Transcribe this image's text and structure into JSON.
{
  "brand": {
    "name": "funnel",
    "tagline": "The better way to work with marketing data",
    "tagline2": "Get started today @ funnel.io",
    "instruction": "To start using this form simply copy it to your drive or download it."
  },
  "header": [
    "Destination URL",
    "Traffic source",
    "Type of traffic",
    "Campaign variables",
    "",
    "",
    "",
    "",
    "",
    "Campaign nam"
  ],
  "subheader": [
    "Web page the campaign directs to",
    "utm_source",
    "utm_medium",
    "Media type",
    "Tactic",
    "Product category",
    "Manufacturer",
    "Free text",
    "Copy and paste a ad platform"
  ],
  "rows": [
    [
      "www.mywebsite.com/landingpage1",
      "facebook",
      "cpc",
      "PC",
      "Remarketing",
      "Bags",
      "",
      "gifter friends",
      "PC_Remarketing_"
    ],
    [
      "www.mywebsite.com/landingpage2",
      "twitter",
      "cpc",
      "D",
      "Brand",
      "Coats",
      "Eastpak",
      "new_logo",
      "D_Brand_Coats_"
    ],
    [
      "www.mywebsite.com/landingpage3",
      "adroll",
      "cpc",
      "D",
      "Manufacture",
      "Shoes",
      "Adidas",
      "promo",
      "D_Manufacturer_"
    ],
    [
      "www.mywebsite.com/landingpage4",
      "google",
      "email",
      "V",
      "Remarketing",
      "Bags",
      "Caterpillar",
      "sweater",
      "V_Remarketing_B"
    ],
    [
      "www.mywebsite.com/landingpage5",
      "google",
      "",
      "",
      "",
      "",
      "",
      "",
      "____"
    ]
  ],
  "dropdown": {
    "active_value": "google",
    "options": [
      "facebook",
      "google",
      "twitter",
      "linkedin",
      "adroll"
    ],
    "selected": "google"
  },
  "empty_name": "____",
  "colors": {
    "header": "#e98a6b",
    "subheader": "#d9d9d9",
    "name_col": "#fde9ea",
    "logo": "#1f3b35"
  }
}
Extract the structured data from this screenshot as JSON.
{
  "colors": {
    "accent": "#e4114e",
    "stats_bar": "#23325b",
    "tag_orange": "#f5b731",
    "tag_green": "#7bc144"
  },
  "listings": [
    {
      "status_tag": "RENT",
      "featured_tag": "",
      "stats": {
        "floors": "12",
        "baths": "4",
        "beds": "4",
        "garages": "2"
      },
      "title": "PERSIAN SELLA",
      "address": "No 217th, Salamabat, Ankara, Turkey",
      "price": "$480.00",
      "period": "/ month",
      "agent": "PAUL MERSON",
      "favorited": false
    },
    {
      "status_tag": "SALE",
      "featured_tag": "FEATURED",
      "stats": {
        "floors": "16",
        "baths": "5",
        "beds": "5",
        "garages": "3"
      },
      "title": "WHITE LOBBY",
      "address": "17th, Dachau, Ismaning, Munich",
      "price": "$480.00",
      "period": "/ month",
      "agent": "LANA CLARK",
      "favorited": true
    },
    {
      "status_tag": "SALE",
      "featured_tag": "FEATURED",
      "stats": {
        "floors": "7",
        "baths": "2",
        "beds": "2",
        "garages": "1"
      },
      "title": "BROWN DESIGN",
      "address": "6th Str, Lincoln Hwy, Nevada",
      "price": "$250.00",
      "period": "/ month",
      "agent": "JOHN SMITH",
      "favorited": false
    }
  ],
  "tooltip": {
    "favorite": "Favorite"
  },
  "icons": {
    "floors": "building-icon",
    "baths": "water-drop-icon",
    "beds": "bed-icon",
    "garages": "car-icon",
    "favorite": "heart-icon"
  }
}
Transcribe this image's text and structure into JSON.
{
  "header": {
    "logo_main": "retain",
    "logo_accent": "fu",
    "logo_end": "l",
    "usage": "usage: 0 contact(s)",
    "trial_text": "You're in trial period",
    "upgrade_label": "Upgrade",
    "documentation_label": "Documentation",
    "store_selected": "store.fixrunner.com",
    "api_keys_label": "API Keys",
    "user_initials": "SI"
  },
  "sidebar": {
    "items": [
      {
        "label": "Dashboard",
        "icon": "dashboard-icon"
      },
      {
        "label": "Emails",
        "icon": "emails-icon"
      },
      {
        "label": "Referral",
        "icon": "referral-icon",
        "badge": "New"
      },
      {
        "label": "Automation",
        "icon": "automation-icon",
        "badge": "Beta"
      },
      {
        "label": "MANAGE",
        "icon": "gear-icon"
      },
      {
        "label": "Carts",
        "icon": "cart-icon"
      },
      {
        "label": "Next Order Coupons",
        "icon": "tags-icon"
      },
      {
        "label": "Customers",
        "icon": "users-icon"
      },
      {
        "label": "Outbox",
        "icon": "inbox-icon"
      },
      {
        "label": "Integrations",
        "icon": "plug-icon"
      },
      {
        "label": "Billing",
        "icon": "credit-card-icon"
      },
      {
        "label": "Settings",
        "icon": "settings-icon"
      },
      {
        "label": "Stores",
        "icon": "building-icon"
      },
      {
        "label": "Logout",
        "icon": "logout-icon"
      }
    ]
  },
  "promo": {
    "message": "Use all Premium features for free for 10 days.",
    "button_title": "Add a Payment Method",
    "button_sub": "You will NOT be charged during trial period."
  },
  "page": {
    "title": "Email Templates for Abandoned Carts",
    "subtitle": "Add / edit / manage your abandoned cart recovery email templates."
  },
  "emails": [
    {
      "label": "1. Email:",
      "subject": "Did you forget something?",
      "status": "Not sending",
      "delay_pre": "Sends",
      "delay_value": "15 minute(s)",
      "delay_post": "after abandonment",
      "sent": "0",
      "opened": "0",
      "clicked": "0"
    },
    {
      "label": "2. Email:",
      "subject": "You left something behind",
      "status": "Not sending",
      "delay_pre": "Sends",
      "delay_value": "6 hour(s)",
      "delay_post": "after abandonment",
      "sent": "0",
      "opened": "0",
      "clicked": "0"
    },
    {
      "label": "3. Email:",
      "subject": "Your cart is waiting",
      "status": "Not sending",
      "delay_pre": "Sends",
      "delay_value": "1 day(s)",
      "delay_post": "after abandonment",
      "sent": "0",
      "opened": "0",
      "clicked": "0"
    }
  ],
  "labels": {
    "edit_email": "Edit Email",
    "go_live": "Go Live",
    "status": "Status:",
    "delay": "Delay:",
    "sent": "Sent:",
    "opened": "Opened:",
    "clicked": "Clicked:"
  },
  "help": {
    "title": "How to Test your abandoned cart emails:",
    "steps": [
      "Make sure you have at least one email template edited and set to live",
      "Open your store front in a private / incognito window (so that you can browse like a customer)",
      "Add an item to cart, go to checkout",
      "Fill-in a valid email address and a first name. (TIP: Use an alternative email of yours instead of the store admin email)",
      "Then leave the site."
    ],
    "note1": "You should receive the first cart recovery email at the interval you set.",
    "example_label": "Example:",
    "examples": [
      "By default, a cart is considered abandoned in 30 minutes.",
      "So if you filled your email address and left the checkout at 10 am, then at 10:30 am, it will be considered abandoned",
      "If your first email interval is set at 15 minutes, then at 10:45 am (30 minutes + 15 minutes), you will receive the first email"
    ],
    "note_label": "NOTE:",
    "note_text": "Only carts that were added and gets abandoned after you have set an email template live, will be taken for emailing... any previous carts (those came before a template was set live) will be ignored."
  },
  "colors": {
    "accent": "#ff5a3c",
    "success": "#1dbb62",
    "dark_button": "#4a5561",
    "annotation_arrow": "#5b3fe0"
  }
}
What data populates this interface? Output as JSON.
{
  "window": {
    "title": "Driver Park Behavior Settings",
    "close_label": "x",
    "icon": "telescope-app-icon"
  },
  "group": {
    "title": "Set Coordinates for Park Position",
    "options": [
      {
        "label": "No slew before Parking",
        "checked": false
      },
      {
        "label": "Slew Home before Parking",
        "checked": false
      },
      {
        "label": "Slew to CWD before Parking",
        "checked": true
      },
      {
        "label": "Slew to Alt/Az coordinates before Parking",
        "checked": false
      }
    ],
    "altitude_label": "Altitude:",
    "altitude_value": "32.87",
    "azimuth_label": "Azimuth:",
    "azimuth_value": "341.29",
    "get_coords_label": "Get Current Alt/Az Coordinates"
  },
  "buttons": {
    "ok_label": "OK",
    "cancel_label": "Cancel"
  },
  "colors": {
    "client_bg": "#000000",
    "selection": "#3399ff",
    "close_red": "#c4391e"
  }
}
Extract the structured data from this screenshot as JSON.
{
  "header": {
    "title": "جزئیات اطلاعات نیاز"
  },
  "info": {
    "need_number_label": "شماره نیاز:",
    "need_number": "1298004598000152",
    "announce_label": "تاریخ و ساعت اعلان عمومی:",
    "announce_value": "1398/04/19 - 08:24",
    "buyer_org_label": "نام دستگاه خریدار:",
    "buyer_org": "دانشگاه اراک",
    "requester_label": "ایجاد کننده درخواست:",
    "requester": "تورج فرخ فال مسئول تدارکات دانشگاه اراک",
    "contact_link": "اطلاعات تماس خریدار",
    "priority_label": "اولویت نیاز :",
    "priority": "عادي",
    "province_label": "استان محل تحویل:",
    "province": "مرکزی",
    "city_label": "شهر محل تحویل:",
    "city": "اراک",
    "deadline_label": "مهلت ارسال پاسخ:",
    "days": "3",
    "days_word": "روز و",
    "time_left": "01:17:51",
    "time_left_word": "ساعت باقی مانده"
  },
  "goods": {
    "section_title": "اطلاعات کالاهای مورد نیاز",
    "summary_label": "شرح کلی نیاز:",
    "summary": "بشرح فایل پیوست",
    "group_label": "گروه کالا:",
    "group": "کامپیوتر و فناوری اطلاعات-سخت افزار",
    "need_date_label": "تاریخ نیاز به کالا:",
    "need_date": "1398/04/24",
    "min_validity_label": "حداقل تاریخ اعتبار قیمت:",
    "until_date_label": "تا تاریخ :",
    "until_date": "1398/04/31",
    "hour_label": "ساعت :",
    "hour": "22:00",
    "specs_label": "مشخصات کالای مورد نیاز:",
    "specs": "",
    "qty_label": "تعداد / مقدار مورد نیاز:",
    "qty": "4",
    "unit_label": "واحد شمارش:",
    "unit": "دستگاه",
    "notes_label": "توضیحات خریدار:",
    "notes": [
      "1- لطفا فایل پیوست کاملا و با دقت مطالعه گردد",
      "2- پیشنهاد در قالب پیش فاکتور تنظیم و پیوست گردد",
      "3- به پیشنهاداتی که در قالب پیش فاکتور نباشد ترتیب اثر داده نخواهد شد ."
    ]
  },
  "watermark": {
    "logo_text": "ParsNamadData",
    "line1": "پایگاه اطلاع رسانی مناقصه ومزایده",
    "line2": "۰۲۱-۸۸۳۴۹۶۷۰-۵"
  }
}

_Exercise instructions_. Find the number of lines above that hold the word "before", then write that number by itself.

_Result of the exercise_. 5